### Action item
Copy out each line of the entries where the word "your" is present.

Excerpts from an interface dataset
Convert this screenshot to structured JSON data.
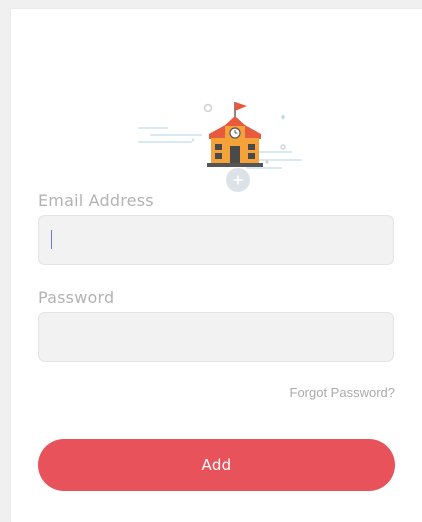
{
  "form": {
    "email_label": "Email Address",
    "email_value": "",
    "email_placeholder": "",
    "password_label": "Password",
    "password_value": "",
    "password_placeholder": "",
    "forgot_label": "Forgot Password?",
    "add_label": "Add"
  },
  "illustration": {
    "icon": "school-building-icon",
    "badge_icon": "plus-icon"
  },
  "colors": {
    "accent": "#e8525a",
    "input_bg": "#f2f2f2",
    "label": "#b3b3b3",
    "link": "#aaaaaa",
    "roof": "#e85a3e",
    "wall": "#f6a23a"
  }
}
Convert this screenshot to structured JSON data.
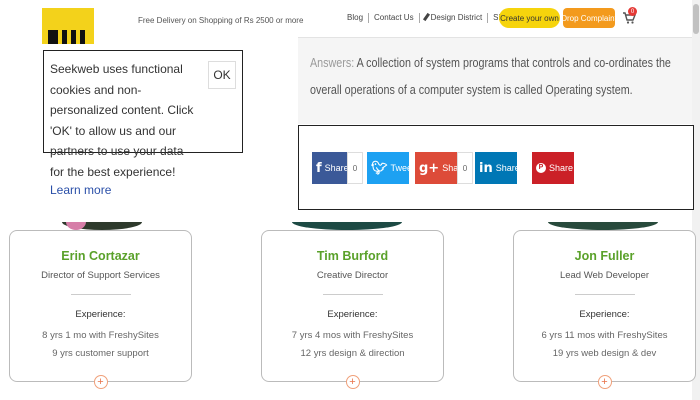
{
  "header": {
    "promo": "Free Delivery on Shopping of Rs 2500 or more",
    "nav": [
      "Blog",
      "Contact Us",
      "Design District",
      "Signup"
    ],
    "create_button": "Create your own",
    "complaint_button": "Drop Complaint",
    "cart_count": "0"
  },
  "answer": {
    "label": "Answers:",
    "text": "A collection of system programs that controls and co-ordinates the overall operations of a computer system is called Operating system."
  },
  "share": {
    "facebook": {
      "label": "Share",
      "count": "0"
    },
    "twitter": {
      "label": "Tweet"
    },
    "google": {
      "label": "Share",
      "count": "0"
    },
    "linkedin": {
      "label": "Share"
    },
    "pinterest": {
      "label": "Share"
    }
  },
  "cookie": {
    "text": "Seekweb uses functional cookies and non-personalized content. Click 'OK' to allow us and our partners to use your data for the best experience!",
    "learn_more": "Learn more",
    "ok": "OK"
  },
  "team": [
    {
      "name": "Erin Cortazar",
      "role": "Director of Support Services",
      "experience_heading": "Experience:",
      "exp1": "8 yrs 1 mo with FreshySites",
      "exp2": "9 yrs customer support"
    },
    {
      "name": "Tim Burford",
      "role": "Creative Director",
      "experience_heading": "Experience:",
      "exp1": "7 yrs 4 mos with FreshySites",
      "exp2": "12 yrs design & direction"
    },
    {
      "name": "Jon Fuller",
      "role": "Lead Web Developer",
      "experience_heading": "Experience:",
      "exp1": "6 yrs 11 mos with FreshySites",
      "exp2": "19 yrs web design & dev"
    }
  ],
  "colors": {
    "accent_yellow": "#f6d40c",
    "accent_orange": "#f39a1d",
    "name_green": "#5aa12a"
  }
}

### Response below
    "create_button": "Create your own",
    "text": "Seekweb uses functional cookies and non-personalized content. Click 'OK' to allow us and our partners to use your data for the best experience!",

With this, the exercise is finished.